## Exercise
Print the data that follows word for word, leaving out any picture.

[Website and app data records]

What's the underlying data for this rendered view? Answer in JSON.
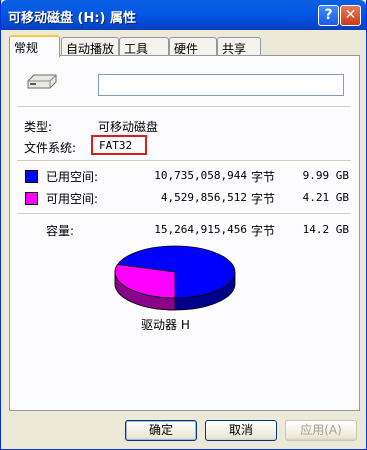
{
  "window": {
    "title": "可移动磁盘 (H:) 属性",
    "help_glyph": "?",
    "close_glyph": "✕"
  },
  "tabs": [
    {
      "label": "常规",
      "active": true
    },
    {
      "label": "自动播放",
      "active": false
    },
    {
      "label": "工具",
      "active": false
    },
    {
      "label": "硬件",
      "active": false
    },
    {
      "label": "共享",
      "active": false
    }
  ],
  "general": {
    "name_value": "",
    "type_label": "类型:",
    "type_value": "可移动磁盘",
    "fs_label": "文件系统:",
    "fs_value": "FAT32",
    "used": {
      "label": "已用空间:",
      "bytes": "10,735,058,944",
      "unit": "字节",
      "size": "9.99 GB",
      "color": "#0000ff"
    },
    "free": {
      "label": "可用空间:",
      "bytes": "4,529,856,512",
      "unit": "字节",
      "size": "4.21 GB",
      "color": "#ff00ff"
    },
    "capacity": {
      "label": "容量:",
      "bytes": "15,264,915,456",
      "unit": "字节",
      "size": "14.2 GB"
    },
    "drive_label": "驱动器 H"
  },
  "pie": {
    "used_fraction": 0.703,
    "free_fraction": 0.297
  },
  "buttons": {
    "ok": "确定",
    "cancel": "取消",
    "apply": "应用(A)"
  }
}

## Written solution
What's the underlying data for this rendered view? Answer in JSON.
{
  "window": {
    "title": "可移动磁盘 (H:) 属性",
    "help_glyph": "?",
    "close_glyph": "✕"
  },
  "tabs": [
    {
      "label": "常规",
      "active": true
    },
    {
      "label": "自动播放",
      "active": false
    },
    {
      "label": "工具",
      "active": false
    },
    {
      "label": "硬件",
      "active": false
    },
    {
      "label": "共享",
      "active": false
    }
  ],
  "general": {
    "name_value": "",
    "type_label": "类型:",
    "type_value": "可移动磁盘",
    "fs_label": "文件系统:",
    "fs_value": "FAT32",
    "used": {
      "label": "已用空间:",
      "bytes": "10,735,058,944",
      "unit": "字节",
      "size": "9.99 GB",
      "color": "#0000ff"
    },
    "free": {
      "label": "可用空间:",
      "bytes": "4,529,856,512",
      "unit": "字节",
      "size": "4.21 GB",
      "color": "#ff00ff"
    },
    "capacity": {
      "label": "容量:",
      "bytes": "15,264,915,456",
      "unit": "字节",
      "size": "14.2 GB"
    },
    "drive_label": "驱动器 H"
  },
  "pie": {
    "used_fraction": 0.703,
    "free_fraction": 0.297
  },
  "buttons": {
    "ok": "确定",
    "cancel": "取消",
    "apply": "应用(A)"
  }
}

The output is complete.